Supplied records:
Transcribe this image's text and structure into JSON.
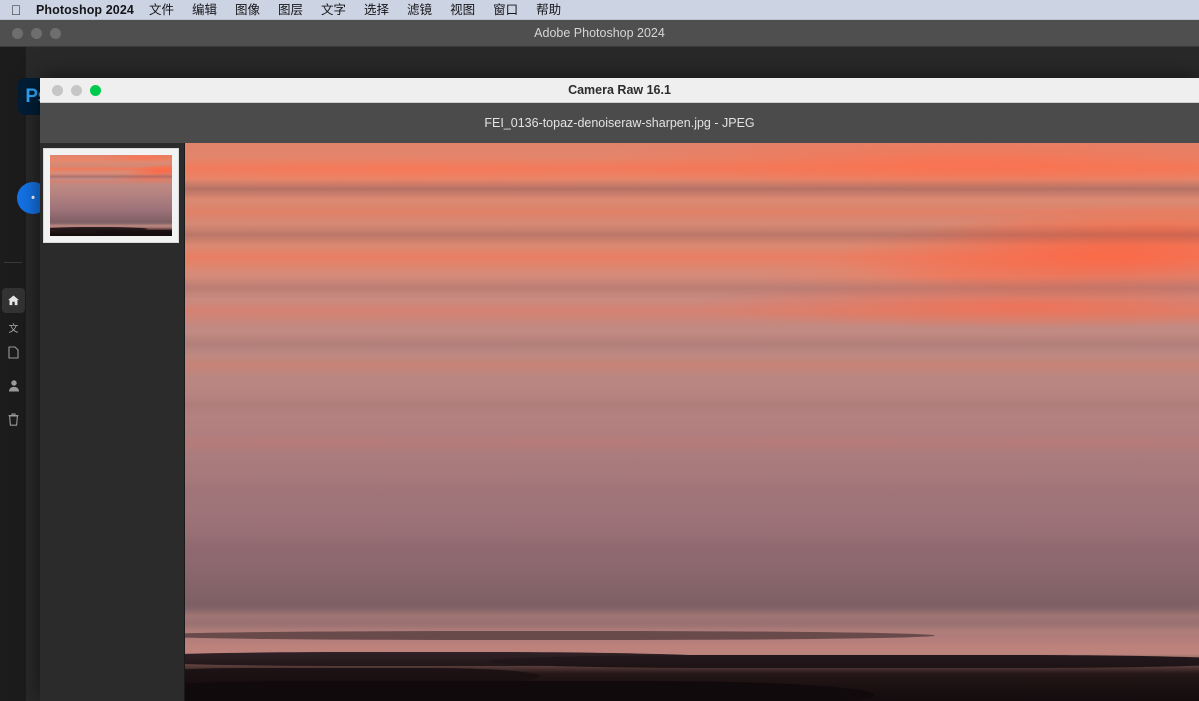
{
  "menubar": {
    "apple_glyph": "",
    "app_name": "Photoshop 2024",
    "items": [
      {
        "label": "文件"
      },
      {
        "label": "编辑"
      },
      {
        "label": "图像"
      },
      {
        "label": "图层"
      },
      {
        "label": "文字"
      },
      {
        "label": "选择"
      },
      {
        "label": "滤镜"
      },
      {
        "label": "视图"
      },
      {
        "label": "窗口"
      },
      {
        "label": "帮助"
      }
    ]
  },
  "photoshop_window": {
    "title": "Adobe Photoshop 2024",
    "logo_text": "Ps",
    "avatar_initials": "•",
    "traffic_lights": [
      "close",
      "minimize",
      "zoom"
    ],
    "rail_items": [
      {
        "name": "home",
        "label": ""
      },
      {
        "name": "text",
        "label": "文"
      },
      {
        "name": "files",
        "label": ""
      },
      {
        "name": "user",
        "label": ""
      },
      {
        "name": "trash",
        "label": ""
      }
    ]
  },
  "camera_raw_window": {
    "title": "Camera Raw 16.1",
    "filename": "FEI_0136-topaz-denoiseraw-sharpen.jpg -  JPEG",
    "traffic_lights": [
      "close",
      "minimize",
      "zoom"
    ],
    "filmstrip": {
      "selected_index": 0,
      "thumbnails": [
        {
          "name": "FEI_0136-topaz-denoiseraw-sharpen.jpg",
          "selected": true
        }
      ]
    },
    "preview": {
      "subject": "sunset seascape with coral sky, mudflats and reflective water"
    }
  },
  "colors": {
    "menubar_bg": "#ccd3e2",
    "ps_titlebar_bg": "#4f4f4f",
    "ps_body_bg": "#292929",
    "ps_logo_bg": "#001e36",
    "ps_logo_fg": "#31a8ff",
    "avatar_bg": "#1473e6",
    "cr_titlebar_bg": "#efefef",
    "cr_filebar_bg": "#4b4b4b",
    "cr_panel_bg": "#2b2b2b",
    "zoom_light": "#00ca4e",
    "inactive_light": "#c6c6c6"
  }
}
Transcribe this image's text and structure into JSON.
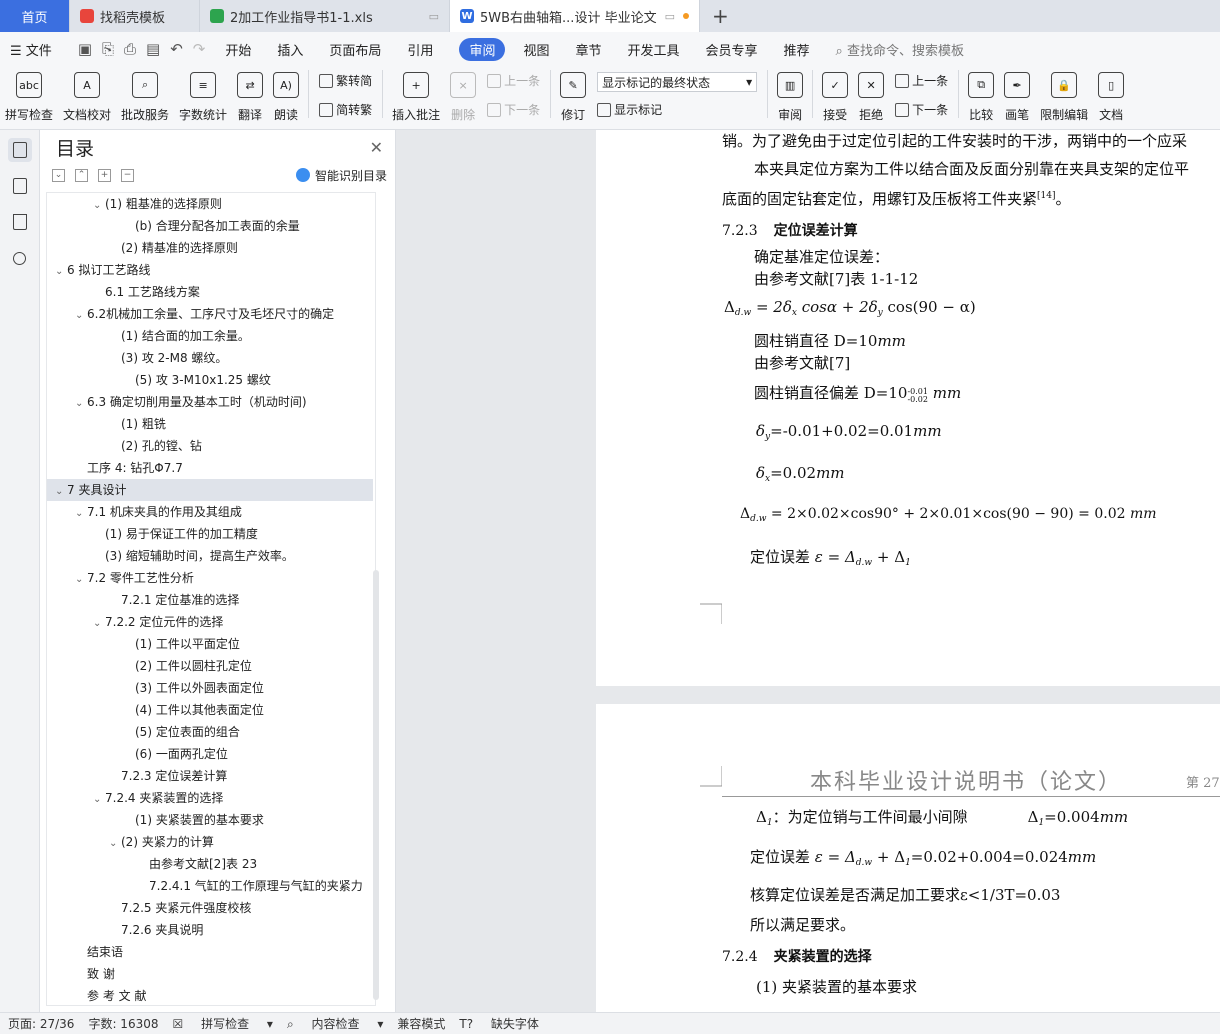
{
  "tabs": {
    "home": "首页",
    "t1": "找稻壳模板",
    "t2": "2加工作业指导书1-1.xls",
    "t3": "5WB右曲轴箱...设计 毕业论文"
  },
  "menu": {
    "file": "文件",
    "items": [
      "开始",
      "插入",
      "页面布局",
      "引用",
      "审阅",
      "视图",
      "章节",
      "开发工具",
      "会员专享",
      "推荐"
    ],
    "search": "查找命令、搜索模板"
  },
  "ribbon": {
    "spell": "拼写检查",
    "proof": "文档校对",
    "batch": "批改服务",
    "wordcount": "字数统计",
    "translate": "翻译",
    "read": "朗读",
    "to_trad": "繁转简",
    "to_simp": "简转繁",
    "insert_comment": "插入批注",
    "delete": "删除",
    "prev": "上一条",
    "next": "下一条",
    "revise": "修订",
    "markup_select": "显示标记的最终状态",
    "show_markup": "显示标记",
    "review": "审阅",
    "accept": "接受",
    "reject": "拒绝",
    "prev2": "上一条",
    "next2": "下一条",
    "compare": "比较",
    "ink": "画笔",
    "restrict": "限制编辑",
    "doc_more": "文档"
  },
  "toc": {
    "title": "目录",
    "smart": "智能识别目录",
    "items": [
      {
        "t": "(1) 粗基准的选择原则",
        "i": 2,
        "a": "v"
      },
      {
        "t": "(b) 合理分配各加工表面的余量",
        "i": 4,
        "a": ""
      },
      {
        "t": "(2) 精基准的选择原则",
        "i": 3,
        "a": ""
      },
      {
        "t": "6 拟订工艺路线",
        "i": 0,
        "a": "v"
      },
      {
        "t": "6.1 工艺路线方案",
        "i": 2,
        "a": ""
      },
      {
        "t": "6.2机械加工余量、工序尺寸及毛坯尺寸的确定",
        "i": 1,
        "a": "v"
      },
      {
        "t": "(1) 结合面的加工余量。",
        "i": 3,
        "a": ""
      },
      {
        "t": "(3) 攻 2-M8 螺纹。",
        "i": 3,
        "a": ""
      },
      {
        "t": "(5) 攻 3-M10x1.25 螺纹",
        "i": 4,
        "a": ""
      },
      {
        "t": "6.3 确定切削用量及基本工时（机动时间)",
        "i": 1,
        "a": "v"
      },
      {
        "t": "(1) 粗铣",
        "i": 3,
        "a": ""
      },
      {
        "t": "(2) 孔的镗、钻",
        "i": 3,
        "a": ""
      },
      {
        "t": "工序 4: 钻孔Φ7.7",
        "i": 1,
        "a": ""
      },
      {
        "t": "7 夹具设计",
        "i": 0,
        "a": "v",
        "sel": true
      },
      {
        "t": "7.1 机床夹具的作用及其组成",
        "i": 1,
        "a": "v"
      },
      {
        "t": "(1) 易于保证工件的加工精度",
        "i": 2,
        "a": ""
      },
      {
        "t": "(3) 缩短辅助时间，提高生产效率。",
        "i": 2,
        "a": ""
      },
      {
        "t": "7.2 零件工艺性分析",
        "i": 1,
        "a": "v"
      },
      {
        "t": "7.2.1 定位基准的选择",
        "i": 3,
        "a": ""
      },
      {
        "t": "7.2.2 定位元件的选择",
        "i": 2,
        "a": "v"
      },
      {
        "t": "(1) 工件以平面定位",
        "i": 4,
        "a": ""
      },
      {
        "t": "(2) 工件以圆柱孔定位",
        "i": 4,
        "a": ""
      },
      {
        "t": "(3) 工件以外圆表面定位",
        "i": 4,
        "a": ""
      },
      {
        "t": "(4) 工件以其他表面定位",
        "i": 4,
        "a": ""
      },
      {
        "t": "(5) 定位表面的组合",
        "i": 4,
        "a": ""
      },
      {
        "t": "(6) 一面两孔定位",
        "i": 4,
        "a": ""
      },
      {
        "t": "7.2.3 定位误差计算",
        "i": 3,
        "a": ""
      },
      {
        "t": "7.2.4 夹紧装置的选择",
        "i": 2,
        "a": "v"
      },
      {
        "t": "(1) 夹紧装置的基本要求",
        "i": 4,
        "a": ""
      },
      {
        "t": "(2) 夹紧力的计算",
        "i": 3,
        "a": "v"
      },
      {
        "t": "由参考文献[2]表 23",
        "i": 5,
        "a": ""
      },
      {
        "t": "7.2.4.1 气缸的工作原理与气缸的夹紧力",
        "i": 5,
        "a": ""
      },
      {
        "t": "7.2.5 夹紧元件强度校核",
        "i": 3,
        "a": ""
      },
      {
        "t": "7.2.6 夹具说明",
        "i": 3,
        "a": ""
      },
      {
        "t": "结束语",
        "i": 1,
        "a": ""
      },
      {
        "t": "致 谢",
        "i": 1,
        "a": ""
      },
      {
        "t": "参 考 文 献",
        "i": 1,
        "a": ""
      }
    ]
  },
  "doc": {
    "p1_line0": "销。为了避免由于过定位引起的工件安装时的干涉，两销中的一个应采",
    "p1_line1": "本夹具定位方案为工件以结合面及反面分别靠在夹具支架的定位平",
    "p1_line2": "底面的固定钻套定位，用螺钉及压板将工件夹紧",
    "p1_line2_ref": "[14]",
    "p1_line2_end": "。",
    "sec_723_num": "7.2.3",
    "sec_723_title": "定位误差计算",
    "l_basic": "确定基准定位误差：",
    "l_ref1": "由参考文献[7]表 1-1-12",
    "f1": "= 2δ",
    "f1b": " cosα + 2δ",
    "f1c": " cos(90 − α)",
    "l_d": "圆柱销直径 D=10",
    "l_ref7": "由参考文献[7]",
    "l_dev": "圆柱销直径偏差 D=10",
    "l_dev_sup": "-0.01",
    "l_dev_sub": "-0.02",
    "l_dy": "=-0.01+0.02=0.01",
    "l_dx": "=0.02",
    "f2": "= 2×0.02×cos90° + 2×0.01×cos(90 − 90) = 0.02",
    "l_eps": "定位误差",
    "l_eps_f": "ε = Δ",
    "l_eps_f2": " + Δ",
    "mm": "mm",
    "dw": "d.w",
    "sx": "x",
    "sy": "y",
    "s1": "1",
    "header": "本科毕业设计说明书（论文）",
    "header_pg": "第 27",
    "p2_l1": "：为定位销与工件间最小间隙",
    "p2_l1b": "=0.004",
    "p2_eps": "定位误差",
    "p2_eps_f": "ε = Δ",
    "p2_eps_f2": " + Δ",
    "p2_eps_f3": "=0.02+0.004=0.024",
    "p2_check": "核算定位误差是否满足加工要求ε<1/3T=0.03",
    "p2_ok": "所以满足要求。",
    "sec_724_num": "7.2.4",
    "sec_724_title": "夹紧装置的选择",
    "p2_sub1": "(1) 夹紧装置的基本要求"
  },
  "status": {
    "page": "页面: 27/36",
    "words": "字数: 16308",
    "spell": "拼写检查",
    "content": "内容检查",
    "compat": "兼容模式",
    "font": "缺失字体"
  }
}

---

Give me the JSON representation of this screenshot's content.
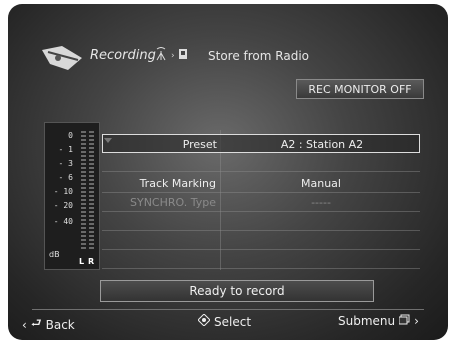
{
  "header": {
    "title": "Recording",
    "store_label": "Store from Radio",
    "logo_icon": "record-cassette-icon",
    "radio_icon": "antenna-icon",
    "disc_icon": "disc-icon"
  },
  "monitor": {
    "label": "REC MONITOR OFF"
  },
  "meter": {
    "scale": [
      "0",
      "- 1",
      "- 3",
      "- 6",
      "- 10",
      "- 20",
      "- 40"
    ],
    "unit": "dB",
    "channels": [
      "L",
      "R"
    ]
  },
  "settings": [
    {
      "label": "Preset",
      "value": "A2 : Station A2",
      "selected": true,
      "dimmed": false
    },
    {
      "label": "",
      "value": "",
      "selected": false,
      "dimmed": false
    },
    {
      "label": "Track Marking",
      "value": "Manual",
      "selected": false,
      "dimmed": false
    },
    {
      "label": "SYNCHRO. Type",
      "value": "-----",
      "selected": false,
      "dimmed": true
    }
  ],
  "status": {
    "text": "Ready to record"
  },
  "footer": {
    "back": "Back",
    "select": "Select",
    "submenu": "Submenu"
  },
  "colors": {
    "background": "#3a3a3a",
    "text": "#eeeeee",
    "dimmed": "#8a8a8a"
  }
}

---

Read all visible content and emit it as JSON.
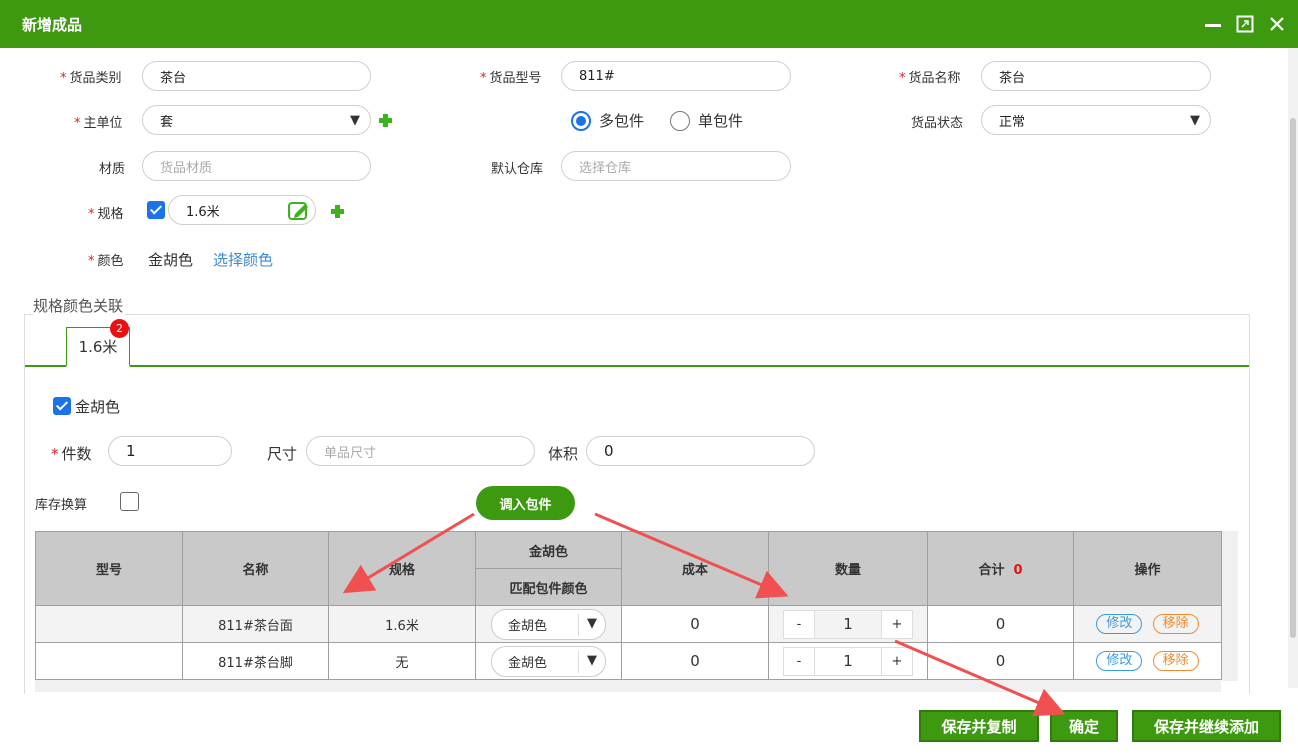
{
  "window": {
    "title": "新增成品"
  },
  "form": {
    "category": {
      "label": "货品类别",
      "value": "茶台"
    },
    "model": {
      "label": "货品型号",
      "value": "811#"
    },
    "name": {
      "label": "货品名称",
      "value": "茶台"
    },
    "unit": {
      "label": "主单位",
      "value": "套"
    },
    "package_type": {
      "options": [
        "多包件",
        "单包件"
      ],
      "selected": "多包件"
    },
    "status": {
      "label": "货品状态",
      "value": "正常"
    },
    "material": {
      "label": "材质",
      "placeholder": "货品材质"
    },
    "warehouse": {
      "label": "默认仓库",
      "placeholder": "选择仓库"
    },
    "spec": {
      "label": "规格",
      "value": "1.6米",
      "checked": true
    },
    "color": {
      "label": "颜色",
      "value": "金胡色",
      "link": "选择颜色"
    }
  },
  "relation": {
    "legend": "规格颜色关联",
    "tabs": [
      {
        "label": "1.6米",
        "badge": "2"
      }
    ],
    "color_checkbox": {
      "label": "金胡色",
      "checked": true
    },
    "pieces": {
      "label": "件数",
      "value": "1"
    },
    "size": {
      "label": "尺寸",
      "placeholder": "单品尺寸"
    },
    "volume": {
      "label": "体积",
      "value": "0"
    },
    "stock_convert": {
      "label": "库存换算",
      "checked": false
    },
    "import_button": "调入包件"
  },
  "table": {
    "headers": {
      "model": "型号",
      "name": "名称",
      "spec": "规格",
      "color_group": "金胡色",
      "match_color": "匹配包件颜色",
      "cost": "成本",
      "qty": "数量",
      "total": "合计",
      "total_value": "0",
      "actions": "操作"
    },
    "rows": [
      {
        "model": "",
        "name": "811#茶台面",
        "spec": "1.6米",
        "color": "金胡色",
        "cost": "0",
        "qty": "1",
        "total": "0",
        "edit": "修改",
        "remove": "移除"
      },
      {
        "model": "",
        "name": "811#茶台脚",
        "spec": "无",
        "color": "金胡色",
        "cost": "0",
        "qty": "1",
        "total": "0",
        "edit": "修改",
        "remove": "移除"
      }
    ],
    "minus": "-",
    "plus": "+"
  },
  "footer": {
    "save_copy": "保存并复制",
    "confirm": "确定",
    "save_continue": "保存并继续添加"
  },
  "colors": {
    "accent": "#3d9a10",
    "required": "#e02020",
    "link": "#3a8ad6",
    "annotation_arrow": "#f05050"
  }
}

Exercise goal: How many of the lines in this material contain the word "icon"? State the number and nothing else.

Task result: 3